*** Opening Available records ***

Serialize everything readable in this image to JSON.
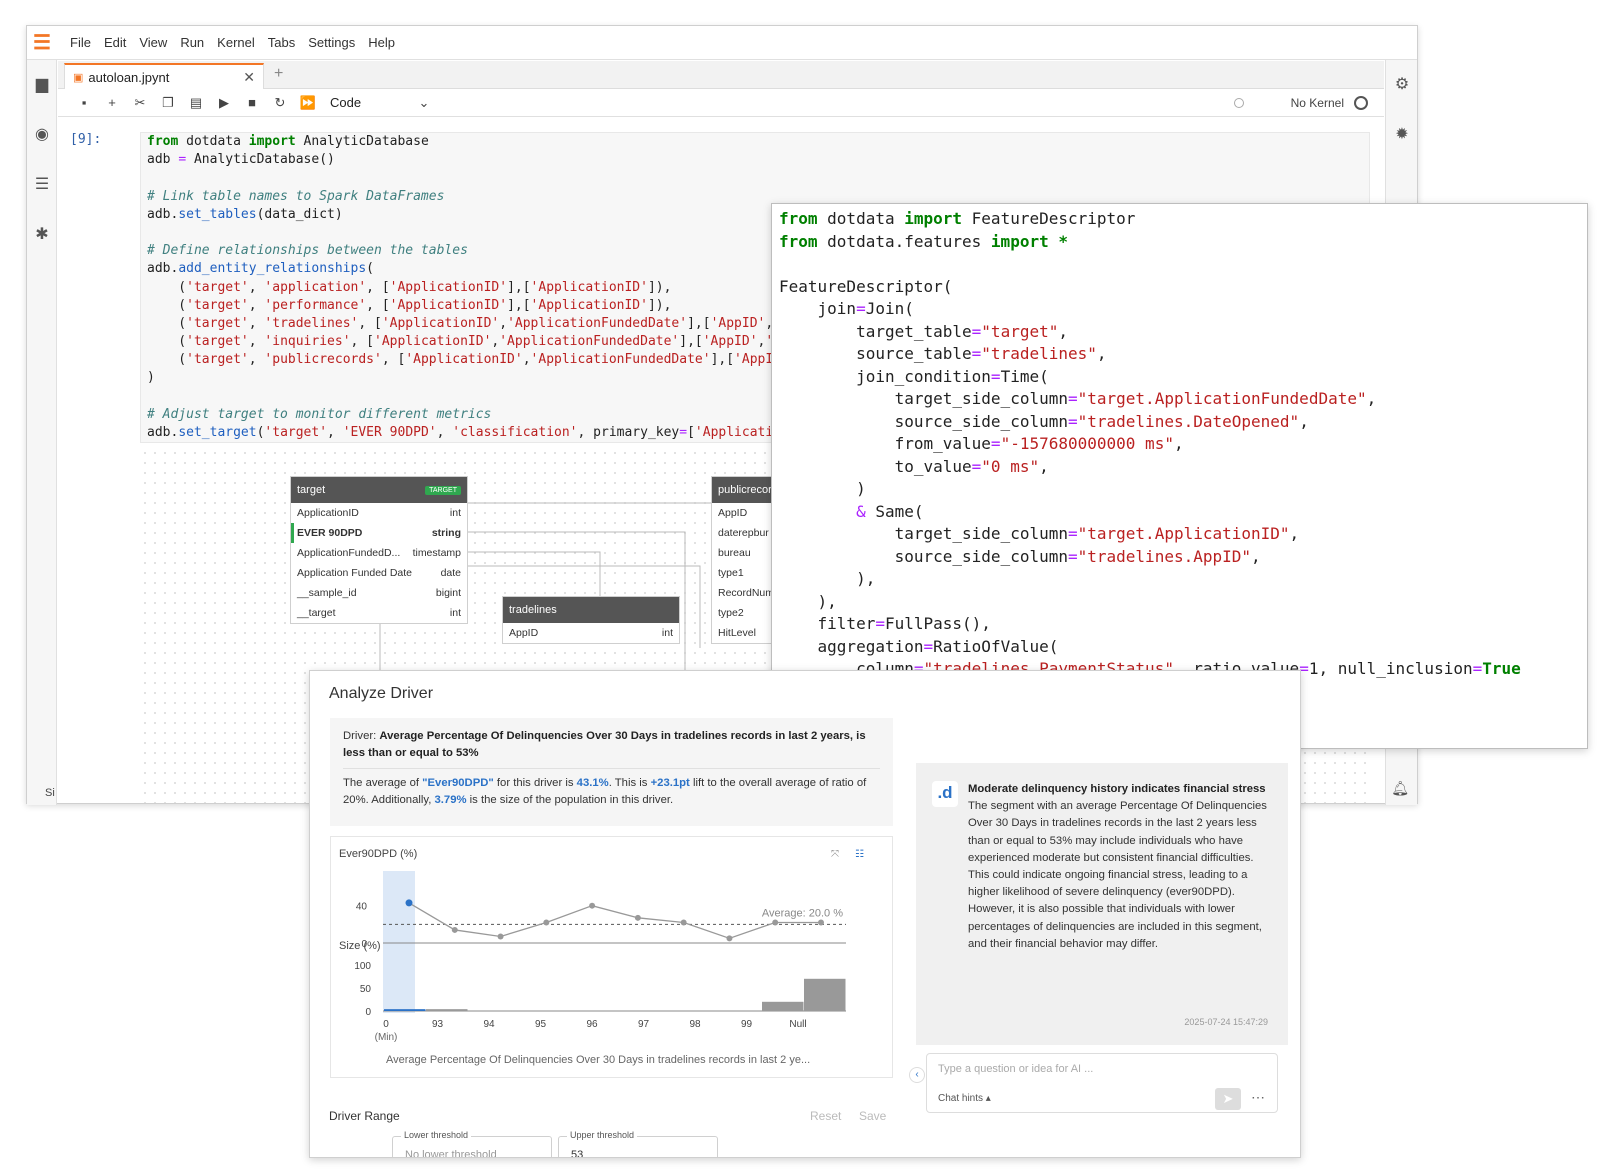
{
  "menu": [
    "File",
    "Edit",
    "View",
    "Run",
    "Kernel",
    "Tabs",
    "Settings",
    "Help"
  ],
  "tab": {
    "name": "autoloan.jpynt",
    "close": "✕",
    "add": "+"
  },
  "toolbar": {
    "cell_type": "Code",
    "kernel": "No Kernel"
  },
  "cell": {
    "prompt": "[9]:",
    "lines": [
      [
        {
          "t": "from",
          "c": "kw"
        },
        {
          "t": " dotdata "
        },
        {
          "t": "import",
          "c": "kw"
        },
        {
          "t": " AnalyticDatabase"
        }
      ],
      [
        {
          "t": "adb "
        },
        {
          "t": "=",
          "c": "eq"
        },
        {
          "t": " AnalyticDatabase()"
        }
      ],
      [],
      [
        {
          "t": "# Link table names to Spark DataFrames",
          "c": "cm"
        }
      ],
      [
        {
          "t": "adb."
        },
        {
          "t": "set_tables",
          "c": "fn"
        },
        {
          "t": "(data_dict)"
        }
      ],
      [],
      [
        {
          "t": "# Define relationships between the tables",
          "c": "cm"
        }
      ],
      [
        {
          "t": "adb."
        },
        {
          "t": "add_entity_relationships",
          "c": "fn"
        },
        {
          "t": "("
        }
      ],
      [
        {
          "t": "    ("
        },
        {
          "t": "'target'",
          "c": "st"
        },
        {
          "t": ", "
        },
        {
          "t": "'application'",
          "c": "st"
        },
        {
          "t": ", ["
        },
        {
          "t": "'ApplicationID'",
          "c": "st"
        },
        {
          "t": "],["
        },
        {
          "t": "'ApplicationID'",
          "c": "st"
        },
        {
          "t": "]),"
        }
      ],
      [
        {
          "t": "    ("
        },
        {
          "t": "'target'",
          "c": "st"
        },
        {
          "t": ", "
        },
        {
          "t": "'performance'",
          "c": "st"
        },
        {
          "t": ", ["
        },
        {
          "t": "'ApplicationID'",
          "c": "st"
        },
        {
          "t": "],["
        },
        {
          "t": "'ApplicationID'",
          "c": "st"
        },
        {
          "t": "]),"
        }
      ],
      [
        {
          "t": "    ("
        },
        {
          "t": "'target'",
          "c": "st"
        },
        {
          "t": ", "
        },
        {
          "t": "'tradelines'",
          "c": "st"
        },
        {
          "t": ", ["
        },
        {
          "t": "'ApplicationID'",
          "c": "st"
        },
        {
          "t": ","
        },
        {
          "t": "'ApplicationFundedDate'",
          "c": "st"
        },
        {
          "t": "],["
        },
        {
          "t": "'AppID'",
          "c": "st"
        },
        {
          "t": ","
        },
        {
          "t": "'D",
          "c": "st"
        }
      ],
      [
        {
          "t": "    ("
        },
        {
          "t": "'target'",
          "c": "st"
        },
        {
          "t": ", "
        },
        {
          "t": "'inquiries'",
          "c": "st"
        },
        {
          "t": ", ["
        },
        {
          "t": "'ApplicationID'",
          "c": "st"
        },
        {
          "t": ","
        },
        {
          "t": "'ApplicationFundedDate'",
          "c": "st"
        },
        {
          "t": "],["
        },
        {
          "t": "'AppID'",
          "c": "st"
        },
        {
          "t": ","
        },
        {
          "t": "'Ir",
          "c": "st"
        }
      ],
      [
        {
          "t": "    ("
        },
        {
          "t": "'target'",
          "c": "st"
        },
        {
          "t": ", "
        },
        {
          "t": "'publicrecords'",
          "c": "st"
        },
        {
          "t": ", ["
        },
        {
          "t": "'ApplicationID'",
          "c": "st"
        },
        {
          "t": ","
        },
        {
          "t": "'ApplicationFundedDate'",
          "c": "st"
        },
        {
          "t": "],["
        },
        {
          "t": "'AppID'",
          "c": "st"
        }
      ],
      [
        {
          "t": ")"
        }
      ],
      [],
      [
        {
          "t": "# Adjust target to monitor different metrics",
          "c": "cm"
        }
      ],
      [
        {
          "t": "adb."
        },
        {
          "t": "set_target",
          "c": "fn"
        },
        {
          "t": "("
        },
        {
          "t": "'target'",
          "c": "st"
        },
        {
          "t": ", "
        },
        {
          "t": "'EVER 90DPD'",
          "c": "st"
        },
        {
          "t": ", "
        },
        {
          "t": "'classification'",
          "c": "st"
        },
        {
          "t": ", primary_key"
        },
        {
          "t": "=",
          "c": "eq"
        },
        {
          "t": "["
        },
        {
          "t": "'Application",
          "c": "st"
        }
      ]
    ]
  },
  "erd": {
    "target": {
      "name": "target",
      "badge": "TARGET",
      "rows": [
        [
          "ApplicationID",
          "int"
        ],
        [
          "EVER 90DPD",
          "string"
        ],
        [
          "ApplicationFundedD...",
          "timestamp"
        ],
        [
          "Application Funded Date",
          "date"
        ],
        [
          "__sample_id",
          "bigint"
        ],
        [
          "__target",
          "int"
        ]
      ]
    },
    "tradelines": {
      "name": "tradelines",
      "rows": [
        [
          "AppID",
          "int"
        ]
      ]
    },
    "publicrecords": {
      "name": "publicrecords",
      "rows": [
        "AppID",
        "daterepbur",
        "bureau",
        "type1",
        "RecordNumber",
        "type2",
        "HitLevel"
      ]
    }
  },
  "feature_code": [
    [
      {
        "t": "from",
        "c": "kw"
      },
      {
        "t": " dotdata "
      },
      {
        "t": "import",
        "c": "kw"
      },
      {
        "t": " FeatureDescriptor"
      }
    ],
    [
      {
        "t": "from",
        "c": "kw"
      },
      {
        "t": " dotdata.features "
      },
      {
        "t": "import",
        "c": "kw"
      },
      {
        "t": " "
      },
      {
        "t": "*",
        "c": "kw"
      }
    ],
    [],
    [
      {
        "t": "FeatureDescriptor("
      }
    ],
    [
      {
        "t": "    join"
      },
      {
        "t": "=",
        "c": "eq"
      },
      {
        "t": "Join("
      }
    ],
    [
      {
        "t": "        target_table"
      },
      {
        "t": "=",
        "c": "eq"
      },
      {
        "t": "\"target\"",
        "c": "st"
      },
      {
        "t": ","
      }
    ],
    [
      {
        "t": "        source_table"
      },
      {
        "t": "=",
        "c": "eq"
      },
      {
        "t": "\"tradelines\"",
        "c": "st"
      },
      {
        "t": ","
      }
    ],
    [
      {
        "t": "        join_condition"
      },
      {
        "t": "=",
        "c": "eq"
      },
      {
        "t": "Time("
      }
    ],
    [
      {
        "t": "            target_side_column"
      },
      {
        "t": "=",
        "c": "eq"
      },
      {
        "t": "\"target.ApplicationFundedDate\"",
        "c": "st"
      },
      {
        "t": ","
      }
    ],
    [
      {
        "t": "            source_side_column"
      },
      {
        "t": "=",
        "c": "eq"
      },
      {
        "t": "\"tradelines.DateOpened\"",
        "c": "st"
      },
      {
        "t": ","
      }
    ],
    [
      {
        "t": "            from_value"
      },
      {
        "t": "=",
        "c": "eq"
      },
      {
        "t": "\"-157680000000 ms\"",
        "c": "st"
      },
      {
        "t": ","
      }
    ],
    [
      {
        "t": "            to_value"
      },
      {
        "t": "=",
        "c": "eq"
      },
      {
        "t": "\"0 ms\"",
        "c": "st"
      },
      {
        "t": ","
      }
    ],
    [
      {
        "t": "        )"
      }
    ],
    [
      {
        "t": "        "
      },
      {
        "t": "&",
        "c": "eq"
      },
      {
        "t": " Same("
      }
    ],
    [
      {
        "t": "            target_side_column"
      },
      {
        "t": "=",
        "c": "eq"
      },
      {
        "t": "\"target.ApplicationID\"",
        "c": "st"
      },
      {
        "t": ","
      }
    ],
    [
      {
        "t": "            source_side_column"
      },
      {
        "t": "=",
        "c": "eq"
      },
      {
        "t": "\"tradelines.AppID\"",
        "c": "st"
      },
      {
        "t": ","
      }
    ],
    [
      {
        "t": "        ),"
      }
    ],
    [
      {
        "t": "    ),"
      }
    ],
    [
      {
        "t": "    filter"
      },
      {
        "t": "=",
        "c": "eq"
      },
      {
        "t": "FullPass(),"
      }
    ],
    [
      {
        "t": "    aggregation"
      },
      {
        "t": "=",
        "c": "eq"
      },
      {
        "t": "RatioOfValue("
      }
    ],
    [
      {
        "t": "        column"
      },
      {
        "t": "=",
        "c": "eq"
      },
      {
        "t": "\"tradelines.PaymentStatus\"",
        "c": "st"
      },
      {
        "t": ", ratio_value"
      },
      {
        "t": "=",
        "c": "eq"
      },
      {
        "t": "1"
      },
      {
        "t": ", null_inclusion"
      },
      {
        "t": "=",
        "c": "eq"
      },
      {
        "t": "True",
        "c": "kw"
      }
    ],
    [
      {
        "t": "    ),"
      }
    ],
    [
      {
        "t": ")"
      }
    ]
  ],
  "analyze": {
    "title": "Analyze Driver",
    "driver_prefix": "Driver: ",
    "driver_text": "Average Percentage Of Delinquencies Over 30 Days in tradelines records in last 2 years, is less than or equal to 53%",
    "avg_1": "The average of ",
    "avg_target": "\"Ever90DPD\"",
    "avg_2": " for this driver is ",
    "avg_val": "43.1%",
    "avg_3": ". This is ",
    "avg_lift": "+23.1pt",
    "avg_4": " lift to the overall average of ratio of 20%. Additionally, ",
    "avg_size": "3.79%",
    "avg_5": " is the size of the population in this driver.",
    "range_label": "Driver Range",
    "reset": "Reset",
    "save": "Save",
    "lower_label": "Lower threshold",
    "lower_ph": "No lower threshold",
    "upper_label": "Upper threshold",
    "upper_val": "53"
  },
  "chart_data": {
    "type": "line",
    "title": "Ever90DPD (%)",
    "average_label": "Average: 20.0 %",
    "average": 20,
    "ylim_top": [
      0,
      50
    ],
    "yticks_top": [
      "40",
      "0"
    ],
    "x": [
      "0",
      "93",
      "94",
      "95",
      "96",
      "97",
      "98",
      "99",
      "Null"
    ],
    "x_sub": "(Min)",
    "line_values": [
      43,
      14,
      7,
      22,
      40,
      27,
      22,
      5,
      22,
      22
    ],
    "size_label": "Size (%)",
    "yticks_bottom": [
      "100",
      "50",
      "0"
    ],
    "ylim_bottom": [
      0,
      100
    ],
    "size_values": [
      4,
      4,
      0,
      0,
      0,
      0,
      0,
      0,
      0,
      20,
      70
    ],
    "xlabel": "Average Percentage Of Delinquencies Over 30 Days in tradelines records in last 2 ye..."
  },
  "ai": {
    "logo": ".d",
    "heading": "Moderate delinquency history indicates financial stress",
    "body": "The segment with an average Percentage Of Delinquencies Over 30 Days in tradelines records in the last 2 years less than or equal to 53% may include individuals who have experienced moderate but consistent financial difficulties. This could indicate ongoing financial stress, leading to a higher likelihood of severe delinquency (ever90DPD). However, it is also possible that individuals with lower percentages of delinquencies are included in this segment, and their financial behavior may differ.",
    "timestamp": "2025-07-24 15:47:29",
    "placeholder": "Type a question or idea for AI ...",
    "hints": "Chat hints ▴"
  },
  "status_left": "Si",
  "colors": {
    "accent": "#f37626",
    "keyword": "#008000",
    "string": "#ba2121",
    "highlight": "#2b72c7"
  }
}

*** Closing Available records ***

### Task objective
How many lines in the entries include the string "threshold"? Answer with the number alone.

### Answer below
3